#### Data for this exercise ####

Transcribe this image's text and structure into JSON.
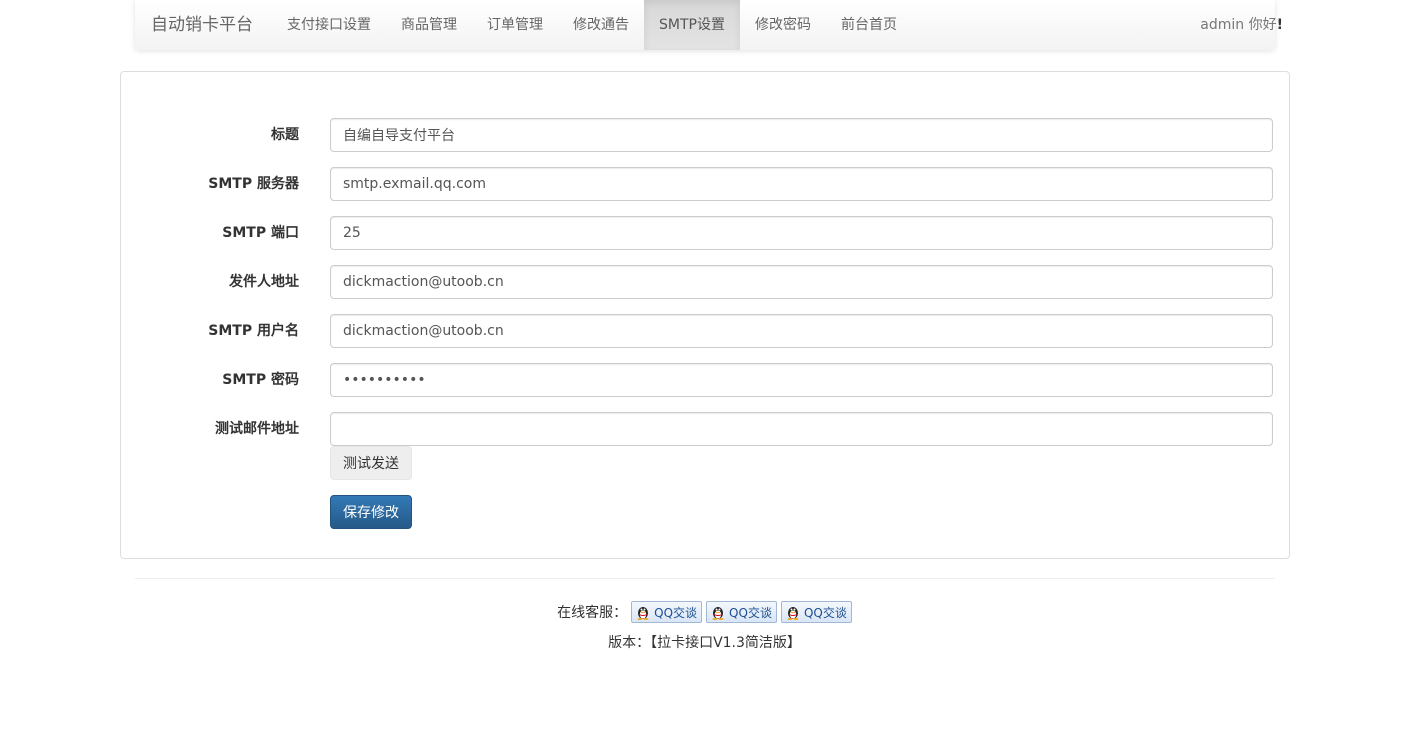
{
  "navbar": {
    "brand": "自动销卡平台",
    "items": [
      {
        "label": "支付接口设置"
      },
      {
        "label": "商品管理"
      },
      {
        "label": "订单管理"
      },
      {
        "label": "修改通告"
      },
      {
        "label": "SMTP设置",
        "active": true
      },
      {
        "label": "修改密码"
      },
      {
        "label": "前台首页"
      }
    ],
    "user_greeting": "admin 你好",
    "user_suffix": "!"
  },
  "form": {
    "fields": [
      {
        "label": "标题",
        "value": "自编自导支付平台"
      },
      {
        "label": "SMTP 服务器",
        "value": "smtp.exmail.qq.com"
      },
      {
        "label": "SMTP 端口",
        "value": "25"
      },
      {
        "label": "发件人地址",
        "value": "dickmaction@utoob.cn"
      },
      {
        "label": "SMTP 用户名",
        "value": "dickmaction@utoob.cn"
      },
      {
        "label": "SMTP 密码",
        "value": "••••••••••"
      },
      {
        "label": "测试邮件地址",
        "value": ""
      }
    ],
    "test_send_label": "测试发送",
    "save_label": "保存修改"
  },
  "footer": {
    "service_label": "在线客服：",
    "qq_buttons": [
      {
        "label": "QQ交谈"
      },
      {
        "label": "QQ交谈"
      },
      {
        "label": "QQ交谈"
      }
    ],
    "version": "版本：【拉卡接口V1.3简洁版】"
  },
  "colors": {
    "primary": "#337ab7",
    "nav_active": "#dddddd"
  }
}
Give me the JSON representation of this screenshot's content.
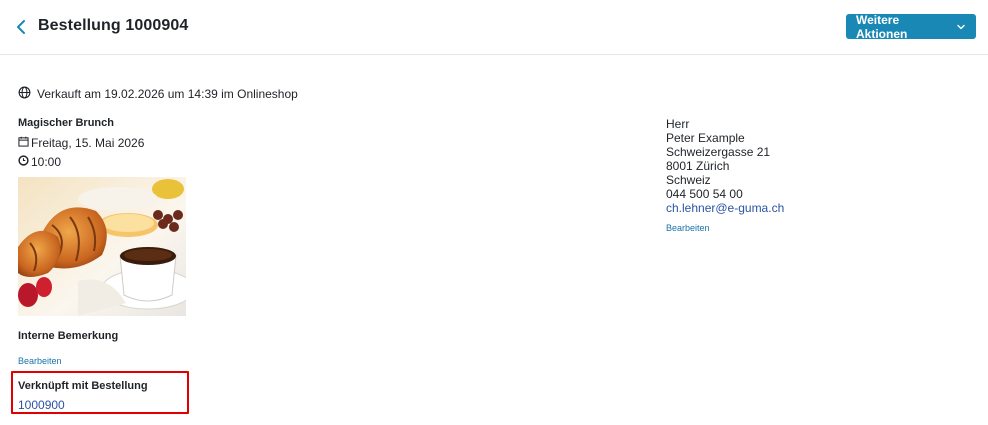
{
  "header": {
    "title": "Bestellung 1000904",
    "actions_label": "Weitere Aktionen"
  },
  "sale": {
    "text": "Verkauft am 19.02.2026 um 14:39 im Onlineshop"
  },
  "event": {
    "title": "Magischer Brunch",
    "date": "Freitag, 15. Mai 2026",
    "time": "10:00"
  },
  "internal_note": {
    "title": "Interne Bemerkung",
    "edit_label": "Bearbeiten"
  },
  "linked": {
    "title": "Verknüpft mit Bestellung",
    "order_number": "1000900"
  },
  "customer": {
    "salutation": "Herr",
    "name": "Peter Example",
    "street": "Schweizergasse 21",
    "city": "8001 Zürich",
    "country": "Schweiz",
    "phone": "044 500 54 00",
    "email": "ch.lehner@e-guma.ch",
    "edit_label": "Bearbeiten"
  },
  "colors": {
    "accent": "#1a88b5",
    "link": "#2b53a4",
    "highlight": "#e00000"
  }
}
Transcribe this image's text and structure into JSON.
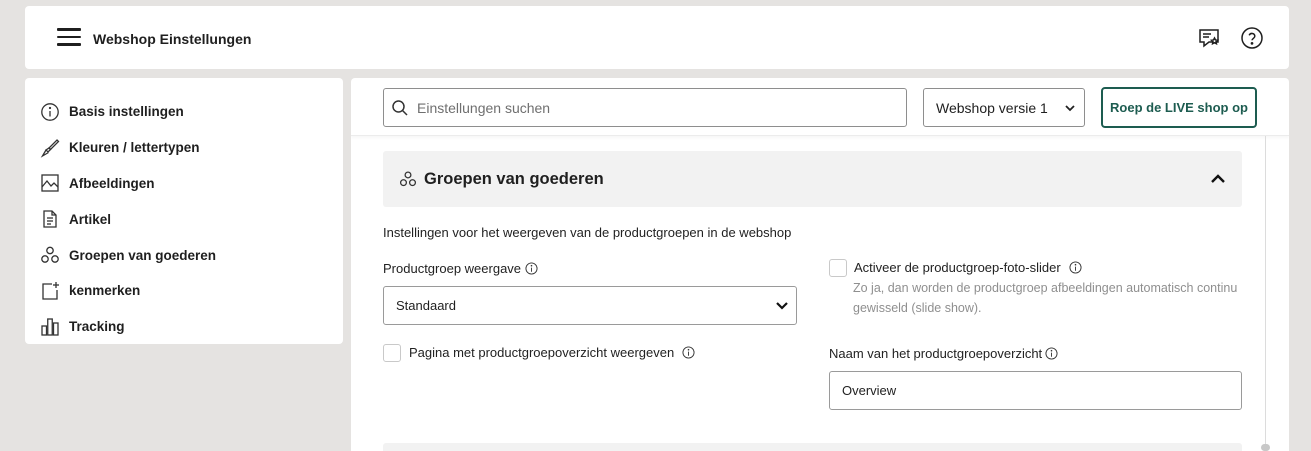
{
  "header": {
    "title": "Webshop Einstellungen",
    "icons": [
      "menu-icon",
      "feedback-icon",
      "help-icon"
    ]
  },
  "sidebar": {
    "items": [
      {
        "label": "Basis instellingen",
        "icon": "info-icon"
      },
      {
        "label": "Kleuren / lettertypen",
        "icon": "brush-icon"
      },
      {
        "label": "Afbeeldingen",
        "icon": "image-icon"
      },
      {
        "label": "Artikel",
        "icon": "document-icon"
      },
      {
        "label": "Groepen van goederen",
        "icon": "groups-icon"
      },
      {
        "label": "kenmerken",
        "icon": "add-feature-icon"
      },
      {
        "label": "Tracking",
        "icon": "bar-chart-icon"
      }
    ]
  },
  "toolbar": {
    "search_placeholder": "Einstellungen suchen",
    "version_select": "Webshop versie 1",
    "live_button": "Roep de LIVE shop op"
  },
  "section": {
    "title": "Groepen van goederen",
    "description": "Instellingen voor het weergeven van de productgroepen in de webshop",
    "productgroup_view_label": "Productgroep weergave",
    "productgroup_view_value": "Standaard",
    "slider_label": "Activeer de productgroep-foto-slider",
    "slider_checked": false,
    "slider_hint": "Zo ja, dan worden de productgroep afbeeldingen automatisch continu gewisseld (slide show).",
    "overview_page_label": "Pagina met productgroepoverzicht weergeven",
    "overview_page_checked": false,
    "overview_name_label": "Naam van het productgroepoverzicht",
    "overview_name_value": "Overview"
  },
  "colors": {
    "accent": "#1d5c50",
    "background": "#e5e3e1",
    "section_header_bg": "#f2f2f2"
  }
}
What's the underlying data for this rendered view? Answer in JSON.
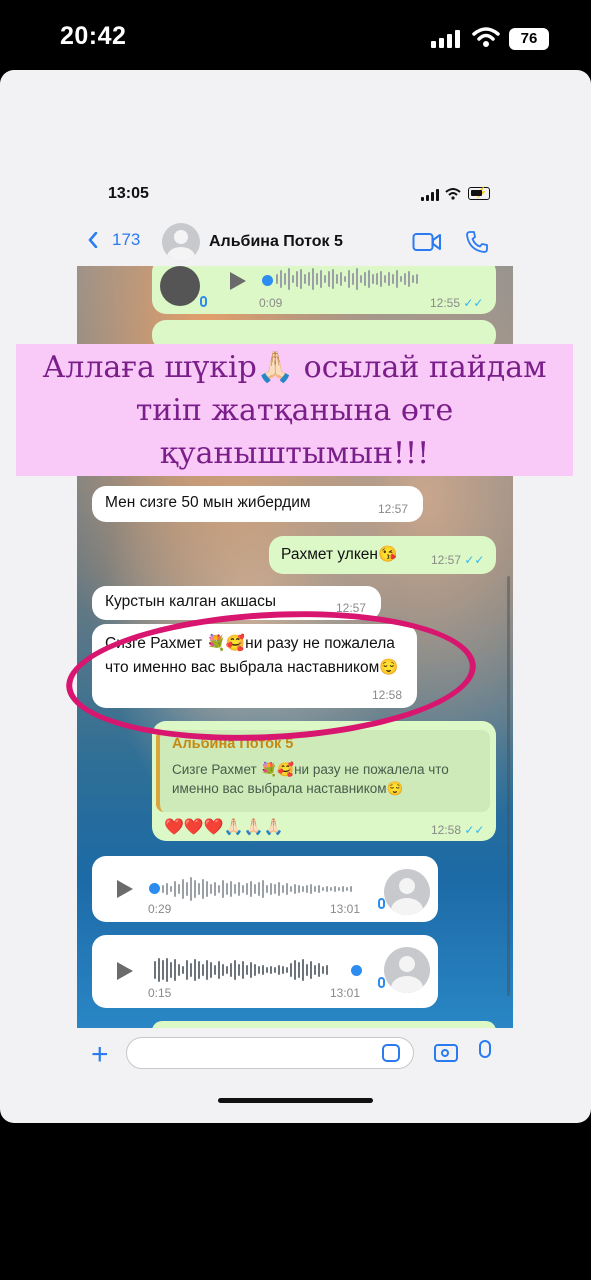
{
  "outer_status": {
    "time": "20:42",
    "battery": "76"
  },
  "inner_status": {
    "time": "13:05"
  },
  "header": {
    "back_count": "173",
    "contact_name": "Альбина Поток 5"
  },
  "banner": {
    "text": "Аллаға шүкір🙏🏻 осылай пайдам тиіп жатқанына өте қуаныштымын!!!"
  },
  "messages": [
    {
      "kind": "voice_out",
      "duration": "0:09",
      "time": "12:55"
    },
    {
      "kind": "text_in",
      "text": "Мен сизге 50 мын жибердим",
      "time": "12:57"
    },
    {
      "kind": "text_out",
      "text": "Рахмет улкен😘",
      "time": "12:57"
    },
    {
      "kind": "text_in",
      "text": "Курстын калган акшасы",
      "time": "12:57"
    },
    {
      "kind": "text_in",
      "text": "Сизге Рахмет 💐🥰ни разу не пожалела что именно вас выбрала наставником😌",
      "time": "12:58"
    },
    {
      "kind": "reply_out",
      "quote_author": "Альбина Поток 5",
      "quote_text": "Сизге Рахмет 💐🥰ни разу не пожалела что именно вас выбрала наставником😌",
      "text": "❤️❤️❤️🙏🏻🙏🏻🙏🏻",
      "time": "12:58"
    },
    {
      "kind": "voice_in",
      "duration": "0:29",
      "time": "13:01"
    },
    {
      "kind": "voice_in",
      "duration": "0:15",
      "time": "13:01"
    }
  ],
  "icons": {
    "video": "video-call-icon",
    "call": "phone-icon",
    "plus": "plus-icon",
    "sticker": "sticker-icon",
    "camera": "camera-icon",
    "mic": "microphone-icon"
  },
  "colors": {
    "accent": "#2a7bf0",
    "outgoing": "#dcf8c6",
    "highlight": "#d8156f",
    "banner_bg": "#f9c9f8",
    "banner_text": "#7a1f8a"
  }
}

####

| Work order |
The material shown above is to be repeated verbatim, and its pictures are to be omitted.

| Written solution |
Transcribe this image's text and structure into JSON.
{
  "navbar": {
    "brand": "自动销卡平台",
    "items": [
      {
        "label": "支付接口设置"
      },
      {
        "label": "商品管理"
      },
      {
        "label": "订单管理"
      },
      {
        "label": "修改通告"
      },
      {
        "label": "SMTP设置",
        "active": true
      },
      {
        "label": "修改密码"
      },
      {
        "label": "前台首页"
      }
    ],
    "user_greeting": "admin 你好",
    "user_suffix": "!"
  },
  "form": {
    "fields": [
      {
        "label": "标题",
        "value": "自编自导支付平台"
      },
      {
        "label": "SMTP 服务器",
        "value": "smtp.exmail.qq.com"
      },
      {
        "label": "SMTP 端口",
        "value": "25"
      },
      {
        "label": "发件人地址",
        "value": "dickmaction@utoob.cn"
      },
      {
        "label": "SMTP 用户名",
        "value": "dickmaction@utoob.cn"
      },
      {
        "label": "SMTP 密码",
        "value": "••••••••••"
      },
      {
        "label": "测试邮件地址",
        "value": ""
      }
    ],
    "test_send_label": "测试发送",
    "save_label": "保存修改"
  },
  "footer": {
    "service_label": "在线客服：",
    "qq_buttons": [
      {
        "label": "QQ交谈"
      },
      {
        "label": "QQ交谈"
      },
      {
        "label": "QQ交谈"
      }
    ],
    "version": "版本：【拉卡接口V1.3简洁版】"
  },
  "colors": {
    "primary": "#337ab7",
    "nav_active": "#dddddd"
  }
}
Give me the JSON representation of this screenshot's content.
{
  "header": {
    "title": "Bestellung 1000904",
    "actions_label": "Weitere Aktionen"
  },
  "sale": {
    "text": "Verkauft am 19.02.2026 um 14:39 im Onlineshop"
  },
  "event": {
    "title": "Magischer Brunch",
    "date": "Freitag, 15. Mai 2026",
    "time": "10:00"
  },
  "internal_note": {
    "title": "Interne Bemerkung",
    "edit_label": "Bearbeiten"
  },
  "linked": {
    "title": "Verknüpft mit Bestellung",
    "order_number": "1000900"
  },
  "customer": {
    "salutation": "Herr",
    "name": "Peter Example",
    "street": "Schweizergasse 21",
    "city": "8001 Zürich",
    "country": "Schweiz",
    "phone": "044 500 54 00",
    "email": "ch.lehner@e-guma.ch",
    "edit_label": "Bearbeiten"
  },
  "colors": {
    "accent": "#1a88b5",
    "link": "#2b53a4",
    "highlight": "#e00000"
  }
}
Transcribe this image's text and structure into JSON.
{
  "header": {
    "title": "Webshop Einstellungen",
    "icons": [
      "menu-icon",
      "feedback-icon",
      "help-icon"
    ]
  },
  "sidebar": {
    "items": [
      {
        "label": "Basis instellingen",
        "icon": "info-icon"
      },
      {
        "label": "Kleuren / lettertypen",
        "icon": "brush-icon"
      },
      {
        "label": "Afbeeldingen",
        "icon": "image-icon"
      },
      {
        "label": "Artikel",
        "icon": "document-icon"
      },
      {
        "label": "Groepen van goederen",
        "icon": "groups-icon"
      },
      {
        "label": "kenmerken",
        "icon": "add-feature-icon"
      },
      {
        "label": "Tracking",
        "icon": "bar-chart-icon"
      }
    ]
  },
  "toolbar": {
    "search_placeholder": "Einstellungen suchen",
    "version_select": "Webshop versie 1",
    "live_button": "Roep de LIVE shop op"
  },
  "section": {
    "title": "Groepen van goederen",
    "description": "Instellingen voor het weergeven van de productgroepen in de webshop",
    "productgroup_view_label": "Productgroep weergave",
    "productgroup_view_value": "Standaard",
    "slider_label": "Activeer de productgroep-foto-slider",
    "slider_checked": false,
    "slider_hint": "Zo ja, dan worden de productgroep afbeeldingen automatisch continu gewisseld (slide show).",
    "overview_page_label": "Pagina met productgroepoverzicht weergeven",
    "overview_page_checked": false,
    "overview_name_label": "Naam van het productgroepoverzicht",
    "overview_name_value": "Overview"
  },
  "colors": {
    "accent": "#1d5c50",
    "background": "#e5e3e1",
    "section_header_bg": "#f2f2f2"
  }
}
What's the underlying data for this rendered view? Answer in JSON.
{
  "outer_status": {
    "time": "20:42",
    "battery": "76"
  },
  "inner_status": {
    "time": "13:05"
  },
  "header": {
    "back_count": "173",
    "contact_name": "Альбина Поток 5"
  },
  "banner": {
    "text": "Аллаға шүкір🙏🏻 осылай пайдам тиіп жатқанына өте қуаныштымын!!!"
  },
  "messages": [
    {
      "kind": "voice_out",
      "duration": "0:09",
      "time": "12:55"
    },
    {
      "kind": "text_in",
      "text": "Мен сизге 50 мын жибердим",
      "time": "12:57"
    },
    {
      "kind": "text_out",
      "text": "Рахмет улкен😘",
      "time": "12:57"
    },
    {
      "kind": "text_in",
      "text": "Курстын калган акшасы",
      "time": "12:57"
    },
    {
      "kind": "text_in",
      "text": "Сизге Рахмет 💐🥰ни разу не пожалела что именно вас выбрала наставником😌",
      "time": "12:58"
    },
    {
      "kind": "reply_out",
      "quote_author": "Альбина Поток 5",
      "quote_text": "Сизге Рахмет 💐🥰ни разу не пожалела что именно вас выбрала наставником😌",
      "text": "❤️❤️❤️🙏🏻🙏🏻🙏🏻",
      "time": "12:58"
    },
    {
      "kind": "voice_in",
      "duration": "0:29",
      "time": "13:01"
    },
    {
      "kind": "voice_in",
      "duration": "0:15",
      "time": "13:01"
    }
  ],
  "icons": {
    "video": "video-call-icon",
    "call": "phone-icon",
    "plus": "plus-icon",
    "sticker": "sticker-icon",
    "camera": "camera-icon",
    "mic": "microphone-icon"
  },
  "colors": {
    "accent": "#2a7bf0",
    "outgoing": "#dcf8c6",
    "highlight": "#d8156f",
    "banner_bg": "#f9c9f8",
    "banner_text": "#7a1f8a"
  }
}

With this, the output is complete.